==== Material supplied ====

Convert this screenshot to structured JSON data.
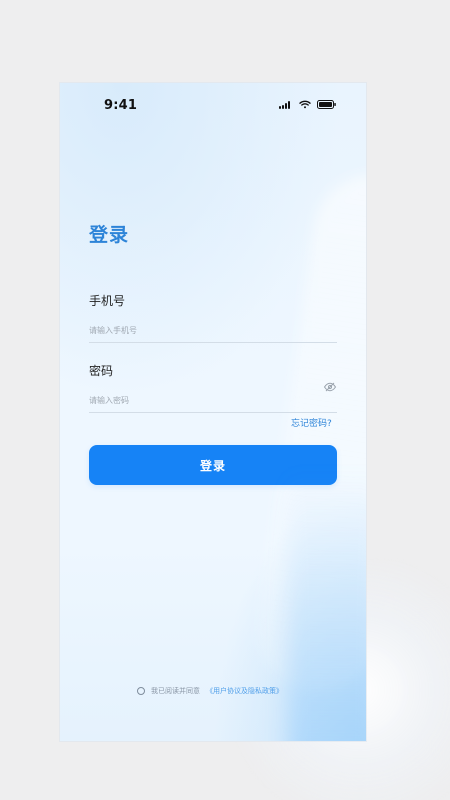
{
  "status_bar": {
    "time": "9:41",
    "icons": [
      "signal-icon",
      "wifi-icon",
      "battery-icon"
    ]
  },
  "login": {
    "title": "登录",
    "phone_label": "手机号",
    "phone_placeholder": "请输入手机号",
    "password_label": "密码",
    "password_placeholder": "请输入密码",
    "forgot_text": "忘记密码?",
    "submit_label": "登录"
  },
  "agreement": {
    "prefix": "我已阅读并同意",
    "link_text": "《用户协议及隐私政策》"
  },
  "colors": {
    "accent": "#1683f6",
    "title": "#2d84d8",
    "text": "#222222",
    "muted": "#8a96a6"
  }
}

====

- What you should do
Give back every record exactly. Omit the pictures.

- Solution for this problem
Convert this screenshot to structured JSON data.
{
  "status_bar": {
    "time": "9:41",
    "icons": [
      "signal-icon",
      "wifi-icon",
      "battery-icon"
    ]
  },
  "login": {
    "title": "登录",
    "phone_label": "手机号",
    "phone_placeholder": "请输入手机号",
    "password_label": "密码",
    "password_placeholder": "请输入密码",
    "forgot_text": "忘记密码?",
    "submit_label": "登录"
  },
  "agreement": {
    "prefix": "我已阅读并同意",
    "link_text": "《用户协议及隐私政策》"
  },
  "colors": {
    "accent": "#1683f6",
    "title": "#2d84d8",
    "text": "#222222",
    "muted": "#8a96a6"
  }
}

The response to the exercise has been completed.